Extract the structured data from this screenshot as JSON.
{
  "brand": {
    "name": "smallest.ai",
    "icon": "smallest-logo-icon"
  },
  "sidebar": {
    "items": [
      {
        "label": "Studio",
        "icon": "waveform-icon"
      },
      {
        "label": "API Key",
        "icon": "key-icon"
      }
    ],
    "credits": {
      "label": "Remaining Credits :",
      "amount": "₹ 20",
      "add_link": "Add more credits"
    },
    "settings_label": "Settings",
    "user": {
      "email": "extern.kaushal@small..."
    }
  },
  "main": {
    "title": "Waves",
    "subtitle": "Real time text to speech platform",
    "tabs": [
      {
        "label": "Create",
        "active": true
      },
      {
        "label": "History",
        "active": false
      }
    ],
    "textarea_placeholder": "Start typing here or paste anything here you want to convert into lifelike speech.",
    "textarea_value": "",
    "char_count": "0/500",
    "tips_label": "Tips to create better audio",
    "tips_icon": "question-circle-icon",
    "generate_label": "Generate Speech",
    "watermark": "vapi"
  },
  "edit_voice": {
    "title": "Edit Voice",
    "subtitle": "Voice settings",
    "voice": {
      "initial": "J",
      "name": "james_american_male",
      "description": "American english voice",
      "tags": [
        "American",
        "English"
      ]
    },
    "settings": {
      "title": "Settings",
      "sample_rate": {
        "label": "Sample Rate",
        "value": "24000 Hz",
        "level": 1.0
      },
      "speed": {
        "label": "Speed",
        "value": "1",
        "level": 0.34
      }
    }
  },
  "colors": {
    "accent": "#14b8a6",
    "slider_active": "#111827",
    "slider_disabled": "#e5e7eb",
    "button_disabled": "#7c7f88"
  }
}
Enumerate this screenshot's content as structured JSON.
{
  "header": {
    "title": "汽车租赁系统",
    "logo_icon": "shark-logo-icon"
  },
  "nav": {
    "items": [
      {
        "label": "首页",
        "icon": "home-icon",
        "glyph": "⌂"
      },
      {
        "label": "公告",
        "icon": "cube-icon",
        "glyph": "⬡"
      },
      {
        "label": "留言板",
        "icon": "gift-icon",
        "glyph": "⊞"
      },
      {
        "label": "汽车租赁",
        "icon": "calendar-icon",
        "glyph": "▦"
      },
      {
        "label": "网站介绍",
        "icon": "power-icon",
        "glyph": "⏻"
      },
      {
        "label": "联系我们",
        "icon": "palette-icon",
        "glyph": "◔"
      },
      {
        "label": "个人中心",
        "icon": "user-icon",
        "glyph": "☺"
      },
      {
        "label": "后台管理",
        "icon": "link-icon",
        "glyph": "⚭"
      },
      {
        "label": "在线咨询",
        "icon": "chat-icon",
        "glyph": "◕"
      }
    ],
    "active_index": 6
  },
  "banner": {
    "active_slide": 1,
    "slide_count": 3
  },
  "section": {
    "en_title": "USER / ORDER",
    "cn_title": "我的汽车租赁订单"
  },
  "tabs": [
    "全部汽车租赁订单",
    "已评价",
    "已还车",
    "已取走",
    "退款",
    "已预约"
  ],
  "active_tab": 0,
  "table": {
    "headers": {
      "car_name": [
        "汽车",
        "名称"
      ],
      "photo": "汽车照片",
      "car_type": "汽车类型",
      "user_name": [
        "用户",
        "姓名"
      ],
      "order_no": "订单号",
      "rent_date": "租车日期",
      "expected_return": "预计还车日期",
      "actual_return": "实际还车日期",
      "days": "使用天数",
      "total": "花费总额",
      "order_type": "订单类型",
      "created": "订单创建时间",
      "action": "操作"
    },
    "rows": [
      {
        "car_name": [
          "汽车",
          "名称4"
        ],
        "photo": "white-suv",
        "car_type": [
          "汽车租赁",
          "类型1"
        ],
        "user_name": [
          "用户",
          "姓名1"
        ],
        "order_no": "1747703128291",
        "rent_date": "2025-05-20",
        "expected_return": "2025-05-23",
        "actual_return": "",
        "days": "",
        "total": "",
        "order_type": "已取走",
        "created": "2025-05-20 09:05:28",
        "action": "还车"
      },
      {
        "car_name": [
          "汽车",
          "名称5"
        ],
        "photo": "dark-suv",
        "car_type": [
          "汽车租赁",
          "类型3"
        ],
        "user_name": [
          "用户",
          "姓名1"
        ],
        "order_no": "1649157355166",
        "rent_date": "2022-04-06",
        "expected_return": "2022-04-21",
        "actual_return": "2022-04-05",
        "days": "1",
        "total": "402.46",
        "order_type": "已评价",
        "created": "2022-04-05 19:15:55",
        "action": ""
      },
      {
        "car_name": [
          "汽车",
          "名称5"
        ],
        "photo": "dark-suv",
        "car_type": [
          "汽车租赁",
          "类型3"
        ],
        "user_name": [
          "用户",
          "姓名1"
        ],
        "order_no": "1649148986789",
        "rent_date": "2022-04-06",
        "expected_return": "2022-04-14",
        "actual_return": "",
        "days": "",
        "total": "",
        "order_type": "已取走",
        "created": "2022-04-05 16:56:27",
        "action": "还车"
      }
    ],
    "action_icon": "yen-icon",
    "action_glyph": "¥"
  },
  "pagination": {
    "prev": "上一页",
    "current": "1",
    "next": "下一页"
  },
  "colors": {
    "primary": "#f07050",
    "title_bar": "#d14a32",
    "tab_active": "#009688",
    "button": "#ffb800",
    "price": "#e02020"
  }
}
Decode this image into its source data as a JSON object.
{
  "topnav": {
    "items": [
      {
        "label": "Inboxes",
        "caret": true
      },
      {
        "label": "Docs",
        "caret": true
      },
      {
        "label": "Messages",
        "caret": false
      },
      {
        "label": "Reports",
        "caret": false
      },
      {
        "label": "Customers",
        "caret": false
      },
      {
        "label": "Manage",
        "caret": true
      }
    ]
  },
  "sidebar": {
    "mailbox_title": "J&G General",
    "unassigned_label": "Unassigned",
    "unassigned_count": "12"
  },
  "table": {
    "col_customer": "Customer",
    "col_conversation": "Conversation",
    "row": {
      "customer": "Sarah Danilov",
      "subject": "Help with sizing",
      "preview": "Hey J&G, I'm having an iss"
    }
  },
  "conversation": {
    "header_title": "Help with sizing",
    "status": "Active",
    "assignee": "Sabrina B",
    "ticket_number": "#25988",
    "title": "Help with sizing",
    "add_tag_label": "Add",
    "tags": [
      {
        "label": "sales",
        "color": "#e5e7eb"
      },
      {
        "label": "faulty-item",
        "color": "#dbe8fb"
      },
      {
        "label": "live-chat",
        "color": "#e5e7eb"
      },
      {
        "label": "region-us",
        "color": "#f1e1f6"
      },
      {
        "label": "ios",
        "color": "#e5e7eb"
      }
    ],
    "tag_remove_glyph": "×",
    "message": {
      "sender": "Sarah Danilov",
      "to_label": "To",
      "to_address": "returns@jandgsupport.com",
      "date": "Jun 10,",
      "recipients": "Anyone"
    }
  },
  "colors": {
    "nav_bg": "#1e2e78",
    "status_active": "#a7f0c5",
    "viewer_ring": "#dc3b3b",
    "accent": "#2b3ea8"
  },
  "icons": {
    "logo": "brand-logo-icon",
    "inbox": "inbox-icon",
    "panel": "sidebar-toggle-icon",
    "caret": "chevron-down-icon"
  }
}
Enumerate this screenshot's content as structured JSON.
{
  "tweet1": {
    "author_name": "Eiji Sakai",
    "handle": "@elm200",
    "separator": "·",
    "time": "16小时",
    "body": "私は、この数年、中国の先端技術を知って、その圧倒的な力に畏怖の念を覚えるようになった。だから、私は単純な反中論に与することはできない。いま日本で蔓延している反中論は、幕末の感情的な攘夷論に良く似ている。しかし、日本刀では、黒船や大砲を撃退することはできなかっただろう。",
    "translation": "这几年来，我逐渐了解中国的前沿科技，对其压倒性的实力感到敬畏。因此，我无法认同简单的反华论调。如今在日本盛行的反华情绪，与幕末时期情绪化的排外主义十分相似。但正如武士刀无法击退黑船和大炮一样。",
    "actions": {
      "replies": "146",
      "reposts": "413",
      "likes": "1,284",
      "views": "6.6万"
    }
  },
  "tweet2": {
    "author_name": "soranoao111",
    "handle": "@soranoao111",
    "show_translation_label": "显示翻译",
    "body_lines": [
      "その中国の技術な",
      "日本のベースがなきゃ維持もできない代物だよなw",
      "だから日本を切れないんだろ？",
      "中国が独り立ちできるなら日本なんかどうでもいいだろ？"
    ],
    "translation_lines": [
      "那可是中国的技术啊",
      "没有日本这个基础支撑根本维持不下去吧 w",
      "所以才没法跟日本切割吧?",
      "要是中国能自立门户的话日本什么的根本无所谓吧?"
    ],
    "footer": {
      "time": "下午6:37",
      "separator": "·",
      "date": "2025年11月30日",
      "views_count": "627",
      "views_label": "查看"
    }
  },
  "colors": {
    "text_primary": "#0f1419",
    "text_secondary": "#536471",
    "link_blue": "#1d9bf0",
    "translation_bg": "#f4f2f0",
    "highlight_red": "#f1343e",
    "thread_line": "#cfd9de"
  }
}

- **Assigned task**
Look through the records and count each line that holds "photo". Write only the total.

- **Solution**
4